**Directions:**
Among the records below, find each line that includes the string "from" and copy it.

**Study material:**
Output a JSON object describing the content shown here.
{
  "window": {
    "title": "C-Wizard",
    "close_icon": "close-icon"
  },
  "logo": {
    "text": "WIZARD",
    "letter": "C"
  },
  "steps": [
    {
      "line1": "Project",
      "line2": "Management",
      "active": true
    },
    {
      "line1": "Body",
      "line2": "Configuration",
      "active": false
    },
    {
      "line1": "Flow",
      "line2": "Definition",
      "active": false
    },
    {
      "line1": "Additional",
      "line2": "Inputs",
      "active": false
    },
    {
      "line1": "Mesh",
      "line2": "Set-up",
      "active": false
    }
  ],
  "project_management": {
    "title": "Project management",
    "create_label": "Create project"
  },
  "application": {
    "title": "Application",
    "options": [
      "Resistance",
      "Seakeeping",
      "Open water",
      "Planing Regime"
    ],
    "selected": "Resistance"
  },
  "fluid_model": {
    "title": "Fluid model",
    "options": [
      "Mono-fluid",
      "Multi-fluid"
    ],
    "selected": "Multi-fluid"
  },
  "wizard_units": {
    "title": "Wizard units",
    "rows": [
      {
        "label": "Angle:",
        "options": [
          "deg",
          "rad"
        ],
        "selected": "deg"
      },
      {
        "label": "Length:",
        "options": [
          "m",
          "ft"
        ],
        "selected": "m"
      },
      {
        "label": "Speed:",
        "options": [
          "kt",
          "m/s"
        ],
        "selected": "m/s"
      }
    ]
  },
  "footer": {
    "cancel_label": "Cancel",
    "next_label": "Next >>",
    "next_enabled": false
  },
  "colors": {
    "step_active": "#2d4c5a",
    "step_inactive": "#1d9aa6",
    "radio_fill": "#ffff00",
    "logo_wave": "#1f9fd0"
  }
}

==

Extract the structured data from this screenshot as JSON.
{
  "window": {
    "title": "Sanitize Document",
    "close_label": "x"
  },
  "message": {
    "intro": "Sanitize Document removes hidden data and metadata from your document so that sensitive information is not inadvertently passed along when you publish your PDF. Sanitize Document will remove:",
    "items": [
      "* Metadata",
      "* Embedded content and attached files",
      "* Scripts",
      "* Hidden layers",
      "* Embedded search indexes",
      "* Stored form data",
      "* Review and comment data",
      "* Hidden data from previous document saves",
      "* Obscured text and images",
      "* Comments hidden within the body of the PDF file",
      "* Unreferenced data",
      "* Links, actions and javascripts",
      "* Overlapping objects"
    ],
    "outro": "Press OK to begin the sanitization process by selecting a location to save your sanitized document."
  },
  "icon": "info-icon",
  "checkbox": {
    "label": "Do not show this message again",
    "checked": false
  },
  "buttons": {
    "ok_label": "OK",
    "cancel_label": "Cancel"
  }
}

**Answer to this exercise:**
Extract the structured data from this screenshot as JSON.
    "intro": "Sanitize Document removes hidden data and metadata from your document so that sensitive information is not inadvertently passed along when you publish your PDF. Sanitize Document will remove:",
      "* Hidden data from previous document saves",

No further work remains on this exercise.